New EU legislation restricts the amount of green tea extract containing (-)-epigallocatechin-3-gallate (EGCG) that can be present in food and sets new labeling requirements. EGCG is a catechin, which are flavinols that may lead to liver damage. 

Catechins, of which EGCG is the most common type, are found naturally in the leaves of Camellia sinensis (L.) Kuntze, the plant that is processed into green tea. A 2018 scientific opinion from the European Food Safety Authority (EFSA) concluded that consumption of EGCG exceeding 800 milligrams per day (mg/day) may increase the likelihood of liver damage when taken as a food supplement. EFSA’s determination was based on studies that revealed a statistically significant increase of serum transaminases, which are indicative of liver injury, in subjects given EGCG supplements. 

Despite containing EGCG, it is considered generally safe to consume catechins from traditionally prepared green tea infusions and reconstituted drinks with an equivalent composition. Among the adult population in the EU, the mean daily intake of EGCG from the consumption of green tea infusions ranges from 90–300 mg/day, while those who ingest EGCG supplemented products may consume an estimated 866 mg EGCG/day. Food supplements containing green tea catechins provide a daily dose of EGCG in the range of 5–1,000 mg/day, according to EFSA.

In its opinion, EFSA could not provide advice on a dietary intake of green tea catechins due to the varied chemical composition of catechins, including EGCG, affected by plant variety, growing conditions, and other factors.
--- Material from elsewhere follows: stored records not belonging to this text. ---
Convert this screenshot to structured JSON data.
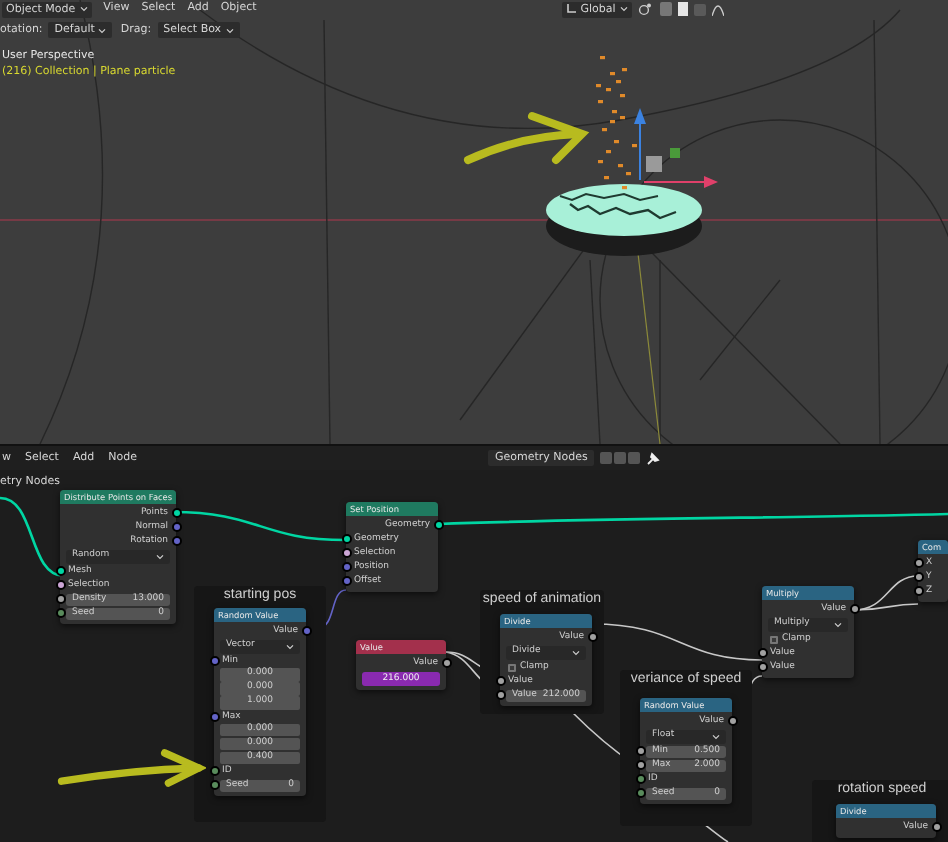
{
  "viewport": {
    "mode": "Object Mode",
    "menus": [
      "View",
      "Select",
      "Add",
      "Object"
    ],
    "orientation": "Global",
    "tool_settings": [
      {
        "label": "otation:",
        "value": "Default"
      },
      {
        "label": "Drag:",
        "value": "Select Box"
      }
    ],
    "overlay_text": [
      "User Perspective",
      "(216) Collection | Plane particle"
    ]
  },
  "node_editor": {
    "menus": [
      "w",
      "Select",
      "Add",
      "Node"
    ],
    "tree_name": "Geometry Nodes",
    "breadcrumb": "etry Nodes",
    "nodes": [
      {
        "kind": "node",
        "title": "Distribute Points on Faces",
        "color": "#1f7a60",
        "rows": [
          {
            "kind": "output",
            "label": "Points",
            "color": "#00d6a3"
          },
          {
            "kind": "output",
            "label": "Normal",
            "color": "#6363c7"
          },
          {
            "kind": "output",
            "label": "Rotation",
            "color": "#6363c7"
          },
          {
            "kind": "dropdown",
            "value": "Random"
          },
          {
            "kind": "input",
            "label": "Mesh",
            "color": "#00d6a3"
          },
          {
            "kind": "input",
            "label": "Selection",
            "color": "#cca6d6"
          },
          {
            "kind": "field",
            "label": "Density",
            "value": "13.000",
            "color": "#a1a1a1"
          },
          {
            "kind": "field",
            "label": "Seed",
            "value": "0",
            "color": "#598c5c"
          }
        ]
      },
      {
        "kind": "node",
        "title": "Set Position",
        "color": "#1f7a60",
        "rows": [
          {
            "kind": "output",
            "label": "Geometry",
            "color": "#00d6a3"
          },
          {
            "kind": "input",
            "label": "Geometry",
            "color": "#00d6a3"
          },
          {
            "kind": "input",
            "label": "Selection",
            "color": "#cca6d6"
          },
          {
            "kind": "input",
            "label": "Position",
            "color": "#6363c7"
          },
          {
            "kind": "input",
            "label": "Offset",
            "color": "#6363c7"
          }
        ]
      },
      {
        "kind": "frame",
        "title": "starting pos",
        "children": [
          {
            "kind": "node",
            "title": "Random Value",
            "color": "#2a6482",
            "rows": [
              {
                "kind": "output",
                "label": "Value",
                "color": "#6363c7"
              },
              {
                "kind": "dropdown",
                "value": "Vector"
              },
              {
                "kind": "vector",
                "label": "Min",
                "values": [
                  "0.000",
                  "0.000",
                  "1.000"
                ],
                "color": "#6363c7"
              },
              {
                "kind": "vector",
                "label": "Max",
                "values": [
                  "0.000",
                  "0.000",
                  "0.400"
                ],
                "color": "#6363c7"
              },
              {
                "kind": "input",
                "label": "ID",
                "color": "#598c5c"
              },
              {
                "kind": "field",
                "label": "Seed",
                "value": "0",
                "color": "#598c5c"
              }
            ]
          }
        ]
      },
      {
        "kind": "node",
        "title": "Value",
        "color": "#a3304c",
        "rows": [
          {
            "kind": "output",
            "label": "Value",
            "color": "#a1a1a1"
          },
          {
            "kind": "driven",
            "value": "216.000"
          }
        ]
      },
      {
        "kind": "frame",
        "title": "speed of animation",
        "children": [
          {
            "kind": "node",
            "title": "Divide",
            "color": "#2a6482",
            "rows": [
              {
                "kind": "output",
                "label": "Value",
                "color": "#a1a1a1"
              },
              {
                "kind": "dropdown",
                "value": "Divide"
              },
              {
                "kind": "checkbox",
                "label": "Clamp",
                "checked": false
              },
              {
                "kind": "input",
                "label": "Value",
                "color": "#a1a1a1"
              },
              {
                "kind": "field",
                "label": "Value",
                "value": "212.000",
                "color": "#a1a1a1"
              }
            ]
          }
        ]
      },
      {
        "kind": "frame",
        "title": "veriance of speed",
        "children": [
          {
            "kind": "node",
            "title": "Random Value",
            "color": "#2a6482",
            "rows": [
              {
                "kind": "output",
                "label": "Value",
                "color": "#a1a1a1"
              },
              {
                "kind": "dropdown",
                "value": "Float"
              },
              {
                "kind": "field",
                "label": "Min",
                "value": "0.500",
                "color": "#a1a1a1"
              },
              {
                "kind": "field",
                "label": "Max",
                "value": "2.000",
                "color": "#a1a1a1"
              },
              {
                "kind": "input",
                "label": "ID",
                "color": "#598c5c"
              },
              {
                "kind": "field",
                "label": "Seed",
                "value": "0",
                "color": "#598c5c"
              }
            ]
          }
        ]
      },
      {
        "kind": "node",
        "title": "Multiply",
        "color": "#2a6482",
        "rows": [
          {
            "kind": "output",
            "label": "Value",
            "color": "#a1a1a1"
          },
          {
            "kind": "dropdown",
            "value": "Multiply"
          },
          {
            "kind": "checkbox",
            "label": "Clamp",
            "checked": false
          },
          {
            "kind": "input",
            "label": "Value",
            "color": "#a1a1a1"
          },
          {
            "kind": "input",
            "label": "Value",
            "color": "#a1a1a1"
          }
        ]
      },
      {
        "kind": "node",
        "title": "Com",
        "color": "#2a6482",
        "rows": [
          {
            "kind": "input",
            "label": "X",
            "color": "#a1a1a1"
          },
          {
            "kind": "input",
            "label": "Y",
            "color": "#a1a1a1"
          },
          {
            "kind": "input",
            "label": "Z",
            "color": "#a1a1a1"
          }
        ]
      },
      {
        "kind": "frame",
        "title": "rotation speed",
        "children": [
          {
            "kind": "node",
            "title": "Divide",
            "color": "#2a6482",
            "rows": [
              {
                "kind": "output",
                "label": "Value",
                "color": "#a1a1a1"
              }
            ]
          }
        ]
      }
    ]
  }
}
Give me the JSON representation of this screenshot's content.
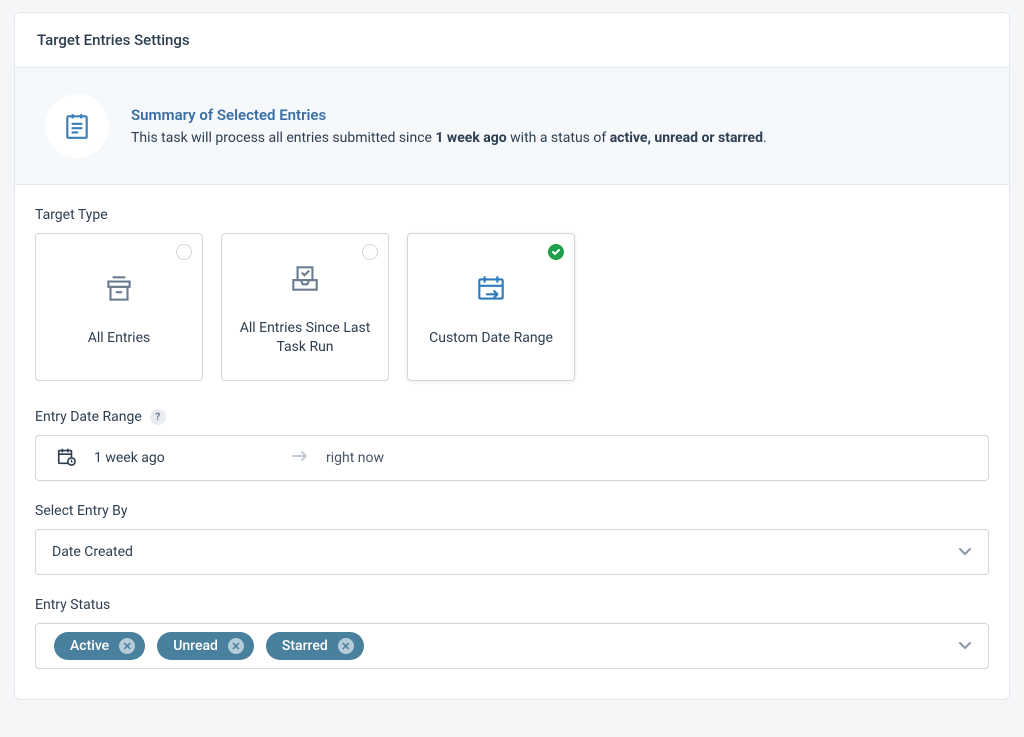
{
  "panel": {
    "title": "Target Entries Settings"
  },
  "summary": {
    "title": "Summary of Selected Entries",
    "prefix": "This task will process all entries submitted since ",
    "time_bold": "1 week ago",
    "middle": " with a status of ",
    "status_bold": "active, unread or starred",
    "suffix": "."
  },
  "target_type": {
    "label": "Target Type",
    "options": [
      {
        "label": "All Entries",
        "selected": false
      },
      {
        "label": "All Entries Since Last Task Run",
        "selected": false
      },
      {
        "label": "Custom Date Range",
        "selected": true
      }
    ]
  },
  "date_range": {
    "label": "Entry Date Range",
    "from": "1 week ago",
    "to": "right now"
  },
  "select_entry_by": {
    "label": "Select Entry By",
    "value": "Date Created"
  },
  "entry_status": {
    "label": "Entry Status",
    "chips": [
      {
        "label": "Active"
      },
      {
        "label": "Unread"
      },
      {
        "label": "Starred"
      }
    ]
  },
  "icons": {
    "help": "?"
  }
}
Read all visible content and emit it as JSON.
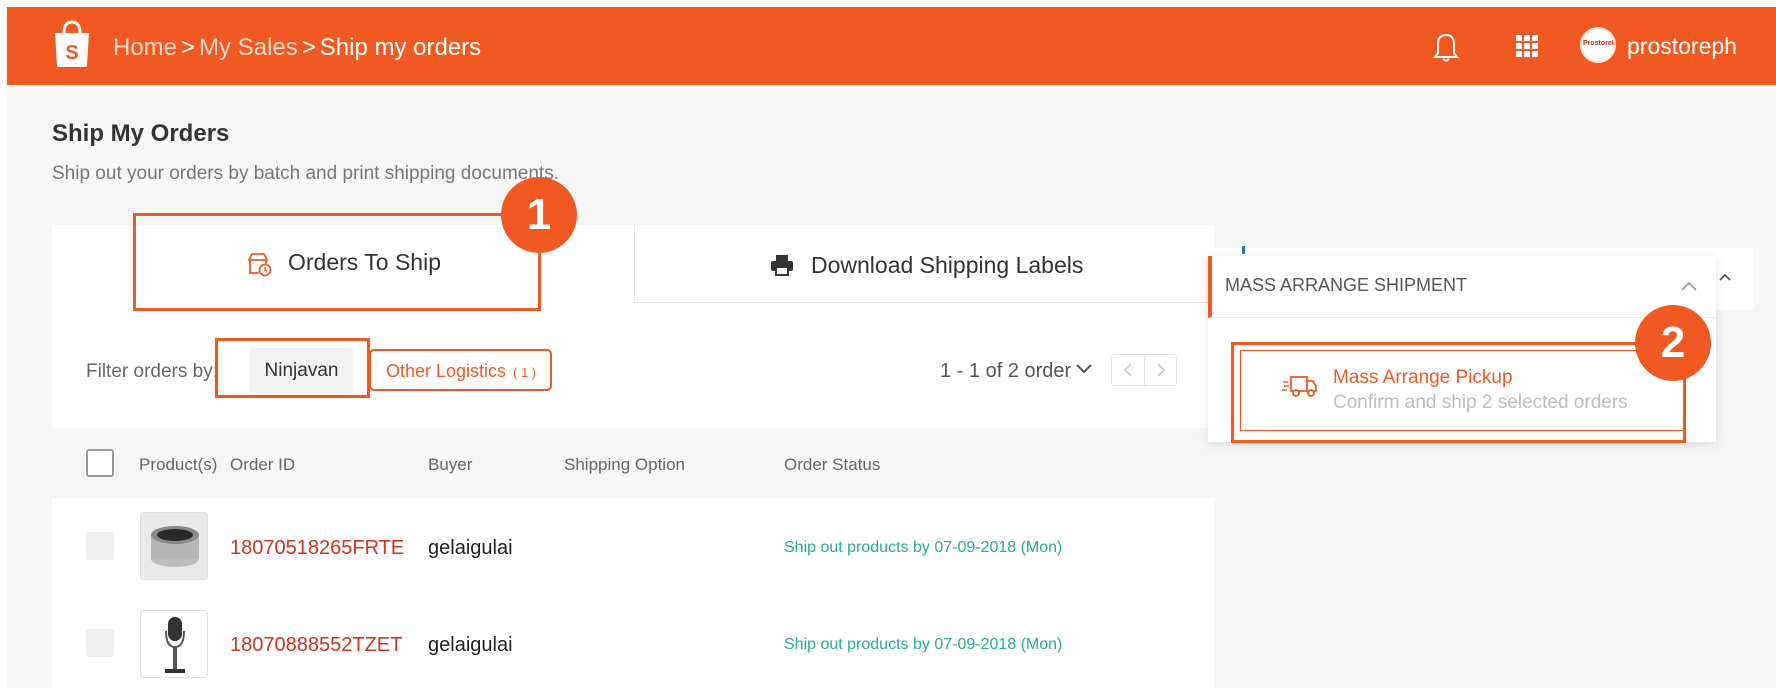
{
  "header": {
    "breadcrumb": {
      "home": "Home",
      "sales": "My Sales",
      "current": "Ship my orders",
      "separator": ">"
    },
    "username": "prostoreph",
    "avatar_text": "ProstoreP"
  },
  "page": {
    "title": "Ship My Orders",
    "subtitle": "Ship out your orders by batch and print shipping documents."
  },
  "tabs": {
    "orders_to_ship": "Orders To Ship",
    "download_labels": "Download Shipping Labels"
  },
  "filter": {
    "label": "Filter orders by:",
    "ninjavan": "Ninjavan",
    "other_logistics": "Other Logistics",
    "other_logistics_count": "( 1 )"
  },
  "pagination": {
    "text": "1 - 1 of 2 order"
  },
  "table": {
    "columns": {
      "products": "Product(s)",
      "order_id": "Order ID",
      "buyer": "Buyer",
      "shipping_option": "Shipping Option",
      "order_status": "Order Status"
    },
    "rows": [
      {
        "order_id": "18070518265FRTE",
        "buyer": "gelaigulai",
        "status": "Ship out products by 07-09-2018 (Mon)"
      },
      {
        "order_id": "18070888552TZET",
        "buyer": "gelaigulai",
        "status": "Ship out products by 07-09-2018 (Mon)"
      }
    ]
  },
  "mass_shipment": {
    "title": "MASS ARRANGE SHIPMENT",
    "pickup_label": "Mass Arrange Pickup",
    "pickup_sub": "Confirm and ship 2 selected orders"
  },
  "annotations": {
    "step1": "1",
    "step2": "2"
  },
  "colors": {
    "brand": "#f05a22",
    "order_id": "#d0341b",
    "status": "#26aa99"
  }
}
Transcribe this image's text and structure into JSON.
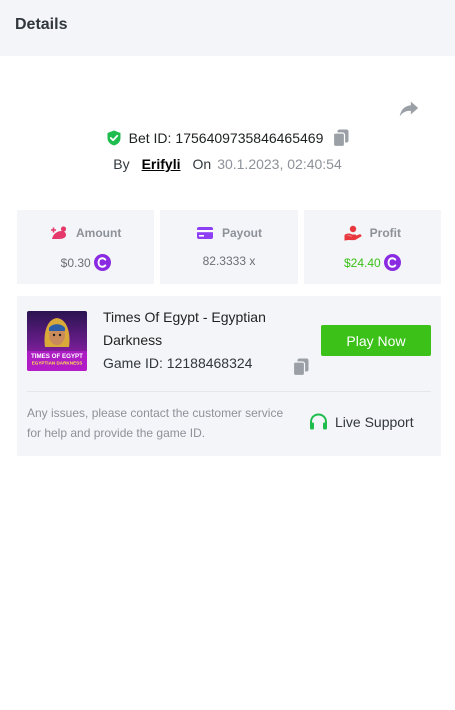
{
  "header": {
    "title": "Details"
  },
  "bet": {
    "id_label": "Bet ID:",
    "id_value": "1756409735846465469",
    "by_label": "By",
    "username": "Erifyli",
    "on_label": "On",
    "date": "30.1.2023, 02:40:54"
  },
  "stats": {
    "amount": {
      "label": "Amount",
      "value": "$0.30"
    },
    "payout": {
      "label": "Payout",
      "value": "82.3333 x"
    },
    "profit": {
      "label": "Profit",
      "value": "$24.40"
    }
  },
  "game": {
    "title": "Times Of Egypt - Egyptian Darkness",
    "thumb_line1": "TIMES OF EGYPT",
    "thumb_line2": "EGYPTIAN DARKNESS",
    "id_label": "Game ID:",
    "id_value": "12188468324",
    "play_label": "Play Now",
    "issue_text": "Any issues, please contact the customer service for help and provide the game ID.",
    "support_label": "Live Support"
  },
  "colors": {
    "green": "#3bc117",
    "coin_purple": "#8a2be2",
    "card_bg": "#f4f5f8",
    "icon_pink": "#e5396b",
    "icon_purple": "#8c3ff3",
    "icon_red": "#e8373d"
  },
  "icons": {
    "share": "share-icon",
    "shield": "shield-check-icon",
    "copy": "copy-icon",
    "amount": "amount-icon",
    "payout": "payout-card-icon",
    "profit": "profit-hand-icon",
    "coin": "coin-icon",
    "support": "headset-icon"
  }
}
Additionally, there are uncertainties on how the composition of extracted catechins and other substances used to prepare green tea extracts is influenced by manufacturing procedures. 

Based on EFSA’s opinion, the European Commission amended Annex III of Regulation (EC) No 1925/2006 to establish new limits for EGCG in foods. The legislation suggests a daily intake level of EGCG from green tea extracts at 800 mg/day, but recommends studies be conducted to determine a dose-response of hepatotoxicity of green tea catechins, and examine inter- and intra-species variability. The compound will be further reviewed within the EU, and the permitted daily dose may be changed within four years.

According to the new rules, a daily serving of green tea extract in foods and supplements must contain less than 800 mg of EGCG, and the label must state that the total daily amount of 800 mg must not be exceeded. Also based on findings from EFSA’s scientific opinion, the amended regulation requires labels on products supplemented with EGCG to provide warnings for children under 18 years of age, pregnant people, or lactating people, and should also caution against consuming the product on an empty stomach or within the same day as other products containing green tea.

The legislation does not apply to infusions of green tea that have been brewed in a traditional way, or prepared drinks with aqueous extracts of green tea containing EGCG that have a comparable composition to traditionally brewed infusions. Additionally, there are different regulations that apply to EGCG as a purified extract of green tea leaves, which is an approved new food. Goods using purified extract containing at least 90 percent EGCG are subject to Regulation (EU) 2017/2470, rather than the present legislation.

The amendment allows for a six-month transition period for producers of products supplemented with EGCG. Dietary supplements or other foods that do not comply with the new requirements, but were legally placed on the market before the change came into force, may remain on the market until June 21, 2023.